Phew! If you made it through all that, you’ve earned this: an excerpt I wrote today. If you just scrolled down to get to the good stuff, well…
Technically, this is a plot spoiler, but since the point of the story isn’t the plot so much as Charlie’s character, I think it’s okay.
CHARLIE and KINNIAN sit in silence. DONNEGAN [Charlie’s boss] enters S.L. and stands waiting for CHARLIE. CHARLIE notices; he and KINNIAN stand up together. CHARLIE turns and walks over to DONNEGAN; KINNIAN collects the candlestick from the table and exits S.R.
DONNEGAN: Charlie, my boy…
CHARLIE: What is it, sir?
DONNEGAN: I…that is to say…it would be better for all concerned if you left the company.
CHARLIE: But…why, sir?
DONNEGAN hands CHARLIE a stapled packet of paper, about ten pages long. CHARLIE scans through the first page, then flips to the next, and the next.
CHARLIE: This petition…this must be over…eight hundred names…
DONNEGAN: Eight hundred and forty.
CHARLIE: …everyone connected with the factory.
DONNEGAN: I’m sorry, my boy.
Pause, then DONNEGAN shakes CHARLIE’s limp hand, takes the petition, and exits S.L.
CHARLIE: What in God’s name do they want of me?
Lights out. CHARLIE moves to S.C., facing upstage.

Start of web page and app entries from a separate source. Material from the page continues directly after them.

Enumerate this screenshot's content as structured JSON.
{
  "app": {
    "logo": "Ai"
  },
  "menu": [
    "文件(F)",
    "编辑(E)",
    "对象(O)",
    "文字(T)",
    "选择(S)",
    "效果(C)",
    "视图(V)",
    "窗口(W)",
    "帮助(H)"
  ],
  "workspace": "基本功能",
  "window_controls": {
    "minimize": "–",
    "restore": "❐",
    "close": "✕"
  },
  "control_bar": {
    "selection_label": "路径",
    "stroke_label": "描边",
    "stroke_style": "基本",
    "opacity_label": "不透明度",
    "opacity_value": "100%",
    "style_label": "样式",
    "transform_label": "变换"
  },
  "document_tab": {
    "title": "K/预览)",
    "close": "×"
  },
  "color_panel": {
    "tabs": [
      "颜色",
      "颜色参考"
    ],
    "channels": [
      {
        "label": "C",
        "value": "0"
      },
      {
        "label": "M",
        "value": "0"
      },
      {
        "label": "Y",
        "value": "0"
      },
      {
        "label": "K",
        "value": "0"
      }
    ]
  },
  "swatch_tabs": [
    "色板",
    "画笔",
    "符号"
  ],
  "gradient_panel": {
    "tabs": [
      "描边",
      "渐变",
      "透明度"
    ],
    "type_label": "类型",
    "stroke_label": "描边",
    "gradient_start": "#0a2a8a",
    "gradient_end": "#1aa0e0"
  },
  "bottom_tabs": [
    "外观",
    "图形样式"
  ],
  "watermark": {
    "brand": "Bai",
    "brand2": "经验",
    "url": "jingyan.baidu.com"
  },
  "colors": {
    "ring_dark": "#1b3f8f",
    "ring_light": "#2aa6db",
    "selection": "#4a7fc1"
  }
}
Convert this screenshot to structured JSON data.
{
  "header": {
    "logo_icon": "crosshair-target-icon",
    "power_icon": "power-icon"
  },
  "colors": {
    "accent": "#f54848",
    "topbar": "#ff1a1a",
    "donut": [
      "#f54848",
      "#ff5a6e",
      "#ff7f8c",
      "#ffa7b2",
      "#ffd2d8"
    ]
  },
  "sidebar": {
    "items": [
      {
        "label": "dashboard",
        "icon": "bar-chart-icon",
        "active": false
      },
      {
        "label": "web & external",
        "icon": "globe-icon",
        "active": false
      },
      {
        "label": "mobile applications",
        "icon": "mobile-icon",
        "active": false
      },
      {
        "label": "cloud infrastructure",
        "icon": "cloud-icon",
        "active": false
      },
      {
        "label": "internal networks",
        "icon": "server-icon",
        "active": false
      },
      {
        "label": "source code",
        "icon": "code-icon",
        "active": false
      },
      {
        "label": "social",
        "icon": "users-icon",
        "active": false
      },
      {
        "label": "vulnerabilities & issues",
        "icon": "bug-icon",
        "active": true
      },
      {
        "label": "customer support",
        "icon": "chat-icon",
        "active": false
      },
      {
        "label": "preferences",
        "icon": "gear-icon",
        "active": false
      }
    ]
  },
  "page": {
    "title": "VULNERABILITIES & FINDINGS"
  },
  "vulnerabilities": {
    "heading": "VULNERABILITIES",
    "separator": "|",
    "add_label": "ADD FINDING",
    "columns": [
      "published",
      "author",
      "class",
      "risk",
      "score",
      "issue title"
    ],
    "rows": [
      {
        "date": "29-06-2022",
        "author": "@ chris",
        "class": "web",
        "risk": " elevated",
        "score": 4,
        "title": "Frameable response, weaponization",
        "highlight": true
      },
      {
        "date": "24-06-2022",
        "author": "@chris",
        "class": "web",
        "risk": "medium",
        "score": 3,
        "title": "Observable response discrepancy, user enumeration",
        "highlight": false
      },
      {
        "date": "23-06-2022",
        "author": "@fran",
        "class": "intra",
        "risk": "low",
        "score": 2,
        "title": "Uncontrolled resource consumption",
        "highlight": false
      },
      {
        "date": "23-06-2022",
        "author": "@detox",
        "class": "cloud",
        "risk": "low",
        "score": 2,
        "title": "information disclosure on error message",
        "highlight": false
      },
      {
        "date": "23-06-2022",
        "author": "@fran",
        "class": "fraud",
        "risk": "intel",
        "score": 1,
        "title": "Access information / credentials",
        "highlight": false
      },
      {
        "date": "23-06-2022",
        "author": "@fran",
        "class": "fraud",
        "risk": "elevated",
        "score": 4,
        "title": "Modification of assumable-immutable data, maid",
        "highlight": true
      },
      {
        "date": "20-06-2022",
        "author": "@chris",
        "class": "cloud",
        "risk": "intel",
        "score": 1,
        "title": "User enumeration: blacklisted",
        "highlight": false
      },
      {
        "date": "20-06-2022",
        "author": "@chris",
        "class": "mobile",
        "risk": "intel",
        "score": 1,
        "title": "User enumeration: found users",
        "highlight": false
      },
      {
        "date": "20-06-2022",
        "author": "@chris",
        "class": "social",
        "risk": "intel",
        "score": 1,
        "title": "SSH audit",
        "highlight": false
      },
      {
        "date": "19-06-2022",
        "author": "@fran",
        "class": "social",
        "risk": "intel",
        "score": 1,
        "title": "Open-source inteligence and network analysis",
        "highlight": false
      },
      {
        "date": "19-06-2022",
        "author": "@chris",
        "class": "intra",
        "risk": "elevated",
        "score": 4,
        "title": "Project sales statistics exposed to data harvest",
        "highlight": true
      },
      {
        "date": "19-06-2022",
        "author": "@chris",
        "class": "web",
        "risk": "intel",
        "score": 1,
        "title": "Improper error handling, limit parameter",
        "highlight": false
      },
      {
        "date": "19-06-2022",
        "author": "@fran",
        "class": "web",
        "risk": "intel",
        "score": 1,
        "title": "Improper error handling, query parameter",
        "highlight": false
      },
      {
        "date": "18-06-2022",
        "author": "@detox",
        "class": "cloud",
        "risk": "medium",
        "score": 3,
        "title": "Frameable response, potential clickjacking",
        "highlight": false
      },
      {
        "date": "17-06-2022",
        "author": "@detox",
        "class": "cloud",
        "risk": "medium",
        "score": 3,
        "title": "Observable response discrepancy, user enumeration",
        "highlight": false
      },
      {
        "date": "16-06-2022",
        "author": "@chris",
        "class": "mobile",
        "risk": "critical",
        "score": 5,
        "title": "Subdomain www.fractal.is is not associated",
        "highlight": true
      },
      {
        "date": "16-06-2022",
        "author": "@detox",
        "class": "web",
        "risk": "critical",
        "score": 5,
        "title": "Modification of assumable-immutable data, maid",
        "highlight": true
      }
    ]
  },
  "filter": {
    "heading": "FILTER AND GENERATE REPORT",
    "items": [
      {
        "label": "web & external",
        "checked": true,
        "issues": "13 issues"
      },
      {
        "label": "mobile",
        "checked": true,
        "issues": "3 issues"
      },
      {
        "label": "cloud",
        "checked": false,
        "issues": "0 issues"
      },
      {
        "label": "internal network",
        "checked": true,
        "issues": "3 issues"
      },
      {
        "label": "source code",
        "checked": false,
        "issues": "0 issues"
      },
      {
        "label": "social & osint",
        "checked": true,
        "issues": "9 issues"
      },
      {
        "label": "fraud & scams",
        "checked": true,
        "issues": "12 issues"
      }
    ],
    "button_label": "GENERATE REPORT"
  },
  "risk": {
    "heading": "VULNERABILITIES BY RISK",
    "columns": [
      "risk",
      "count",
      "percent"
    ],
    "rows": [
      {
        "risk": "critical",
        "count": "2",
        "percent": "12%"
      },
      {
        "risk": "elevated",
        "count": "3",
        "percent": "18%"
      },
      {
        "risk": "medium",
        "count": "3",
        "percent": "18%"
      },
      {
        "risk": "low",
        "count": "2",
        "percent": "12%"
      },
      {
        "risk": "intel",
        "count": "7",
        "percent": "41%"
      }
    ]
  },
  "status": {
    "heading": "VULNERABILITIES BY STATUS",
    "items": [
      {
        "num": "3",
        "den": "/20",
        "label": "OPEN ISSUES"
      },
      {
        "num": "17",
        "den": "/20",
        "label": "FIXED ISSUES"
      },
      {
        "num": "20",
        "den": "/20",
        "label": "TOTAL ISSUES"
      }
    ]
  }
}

DR NEMUR and DR STRAUSS move to either side of him. Spotlight on CHARLIE, with NEMUR and STRAUSS partly lit. NEMUR and STRAUSS raise CHARLIE’s hands like a prizefighter; loud applause.
At once: spotlight off; S.C. light quickly fade up; NEMUR and STRAUSS let go of CHARLIE’s hands; STRAUSS quickly exits S.R.; NEMUR quickly exits S.L.; CHARLIE drops his arms and turns around. CHARLIE takes a step towards the audience.
CHARLIE: Algernon and I were presented to the American Psychological Association last Tuesday. We created quite a sensation. Dr. Nemur and Dr. Strauss were very proud of us.
If I get lucky, someone at Theatre Rice will decide to direct this piece, and it will be performed in Berkeley in April as part of a larger variety show. Meanwhile, check out their Midsemester Show, “Uncommon Sense”, this Friday and Saturday in 155 Dwinelle!
Part of NaCreSoMo; join us!
The “stage hands” were actually the directors themselves, which was smart because it meant they didn’t have to get extra people to come rehearse with them. ↩︎